The Highland Park ISD Board of Trustees approved an elementary school boundary rezoning plan during the Oct. 15 meeting after months of discussions.
The new attendance boundaries will take effect in the 2020-2021 school year when Michael M. Boone Elementary School opens as Highland Park ISD’s fifth elementary school. Students currently enrolled in the third grade will have the option of attending their current school or the new school to which they’re zoned.
Boundary Rezoning Committee chairman Paul Rowsey said the committee, which included parents and residents looked at factors like long-term viability, safety, travel time for students in developing the district-wide boundary plan.
“From the beginning we knew we are not going to be able to satisfy everyone’s preferences, but we are committed to do our work in an objective manner and truthfully, this is not an easy task,” Rowsey said.
He said the committee also attempted to evenly balance the number of K-4 students based on enrollment relative to building capacity and maintain as much continuity as possible with current attendance boundaries.
“We’re going to have five great schools,” Rowsey said.
Jennifer Melson attended the meeting and said she appreciates the boundary committee’s work to set the district up for long-term success but said the change will be hard for her family.
“I’d like to implore the board to look at the individual families affected,” she said. “I know that many if not all of you are parents and in your own processes of raising children, were forced to make a decision that was best for your individual child and your family. That’s been the hardest part of this rezoning process for me. I feel like I lost the ability to make the best decision for my individual children and my family,” Melson said. “Our family and other families in my similar situation agree that all the elementary schools are wonderful and we are incredibly blessed to be in a district with such excellent options… We can all agree that the needs of our individual students are varied, that families are struggling with the emotional implications of changing schools… The implications and anxieties for families can be great over the upcoming transition.”
She encouraged the board to revisit the grandfathering plan put in place in January.
“It’s possible to create a plan that will give families control back to make the best decisions for their individual children and family,” Melson said. “Adapting the current grandfathering plan to the outcome of the new school boundaries will simply allow for an extended transition that will not have long-term effects on the vitality of each school.”
David Hoffmann attended the meeting and said he fears the rezoning is separating students from their established communities and friends.

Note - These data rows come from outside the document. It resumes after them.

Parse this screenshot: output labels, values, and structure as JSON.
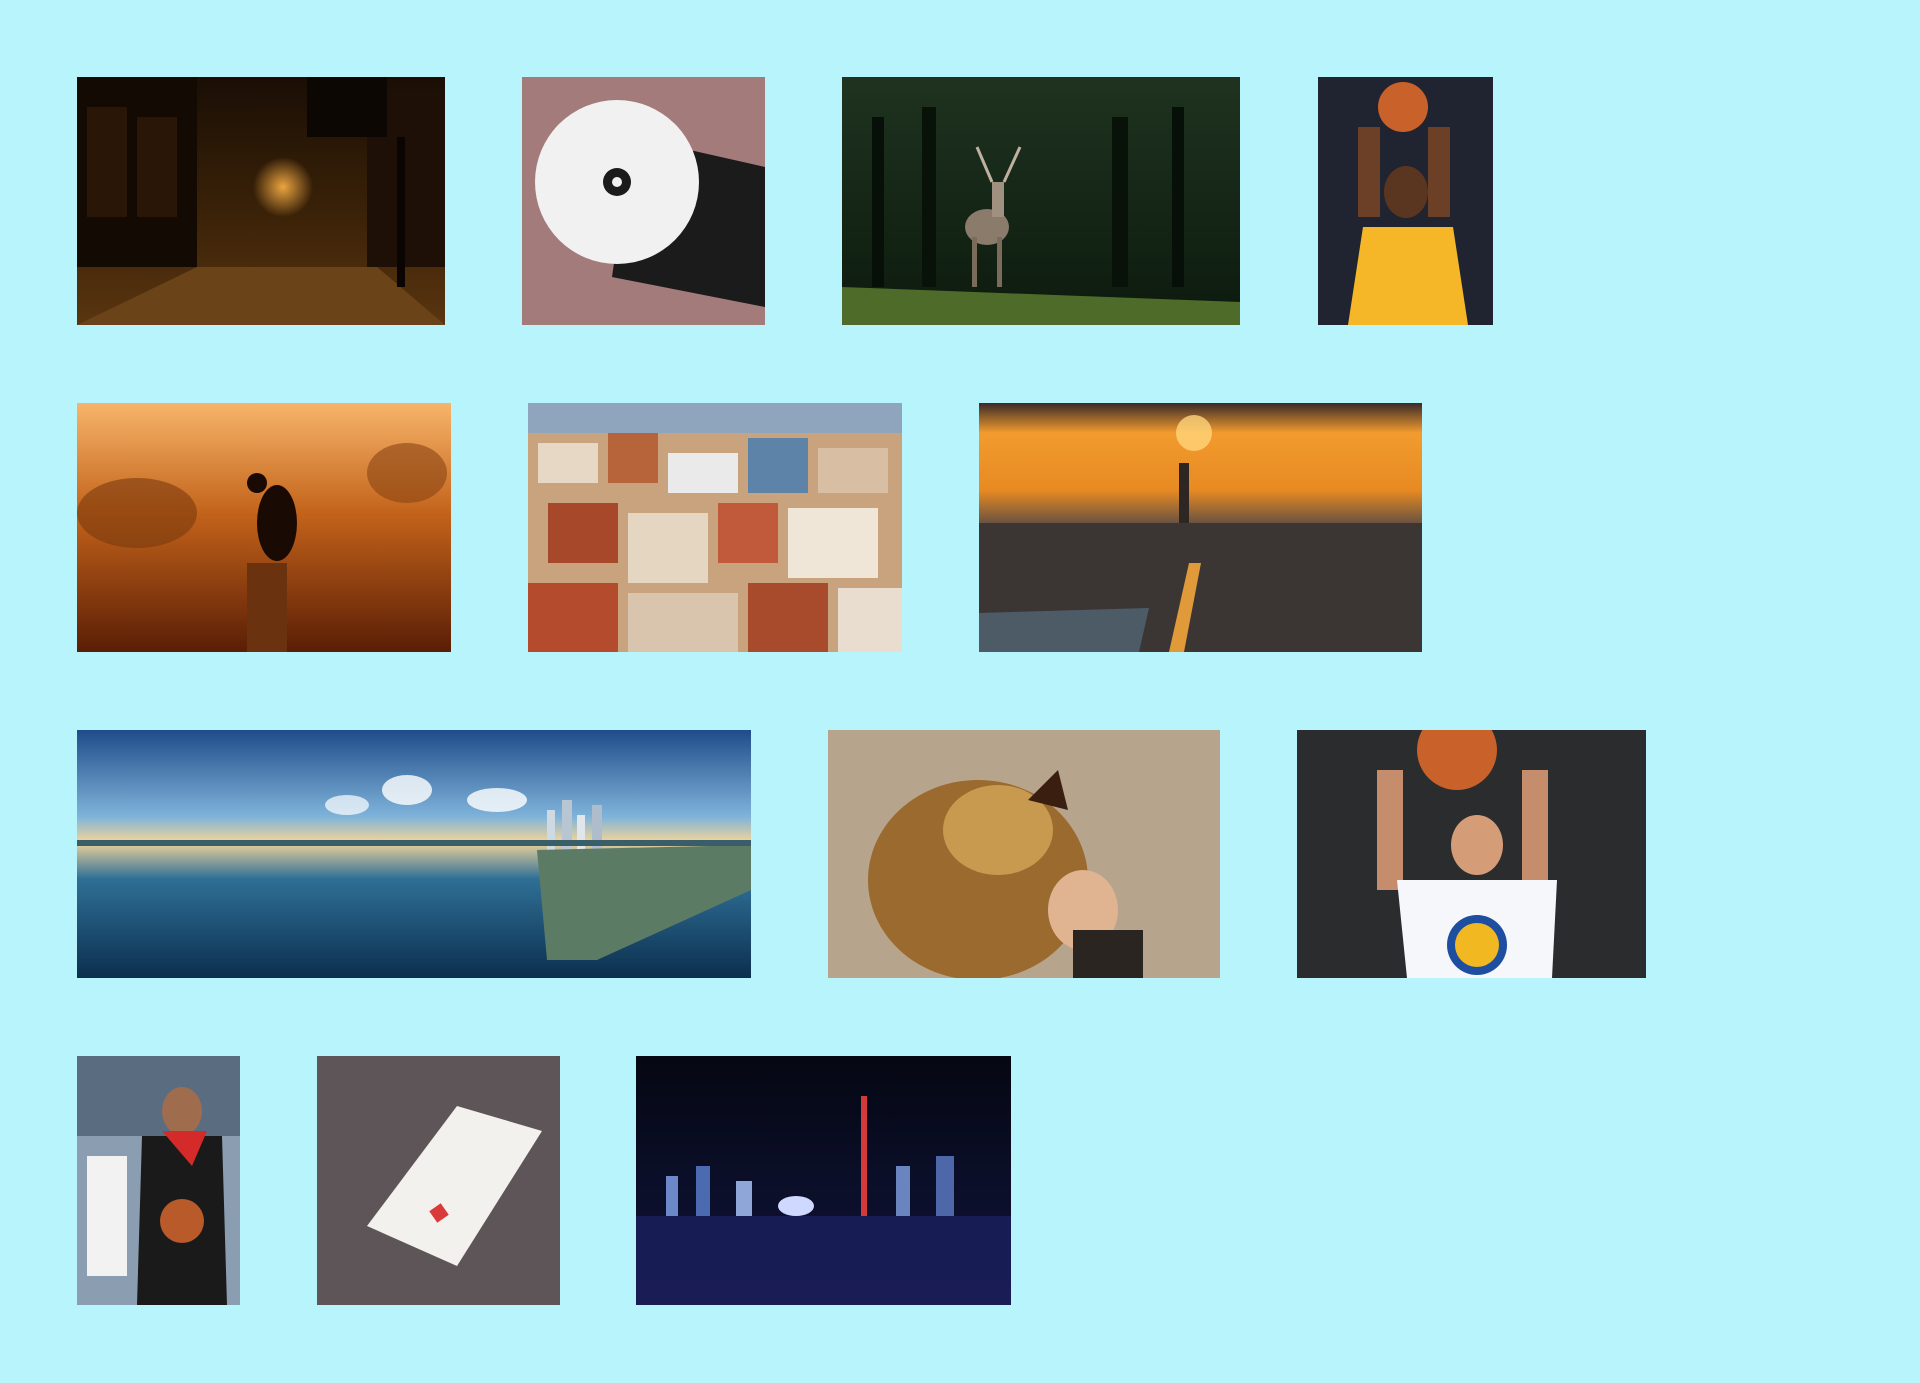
{
  "page": {
    "background_color": "#b7f4fb"
  },
  "gallery": {
    "images": [
      {
        "subject": "night-street"
      },
      {
        "subject": "disc-envelope-mockup"
      },
      {
        "subject": "deer-forest"
      },
      {
        "subject": "basketball-player-lakers"
      },
      {
        "subject": "crow-sunset"
      },
      {
        "subject": "city-rooftops"
      },
      {
        "subject": "city-sunset"
      },
      {
        "subject": "panorama-bay"
      },
      {
        "subject": "lion-child"
      },
      {
        "subject": "basketball-player-warriors"
      },
      {
        "subject": "basketball-player-portrait"
      },
      {
        "subject": "paper-mockup"
      },
      {
        "subject": "city-skyline-night"
      }
    ]
  }
}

“For these 84 children that we’re talking about, this impact is tearing them away from their established community, it’s pulling them away from their friends, their teachers, the administration that they know. It’s not making them feel adjusted or part of a community,” Hoffmann said. “They’re being thrust into a new community alone without the support that their parents and they have built over the years.
“This type of change has negative consequences on children, negative emotional and social impact,” he said. “Some of them are equipped to handle the transition and some aren’t… You have the power to amend the… policy and, in so doing, give the decision back to those who are most qualified to make this decision for these children — their parents.”
To view the plan, click here.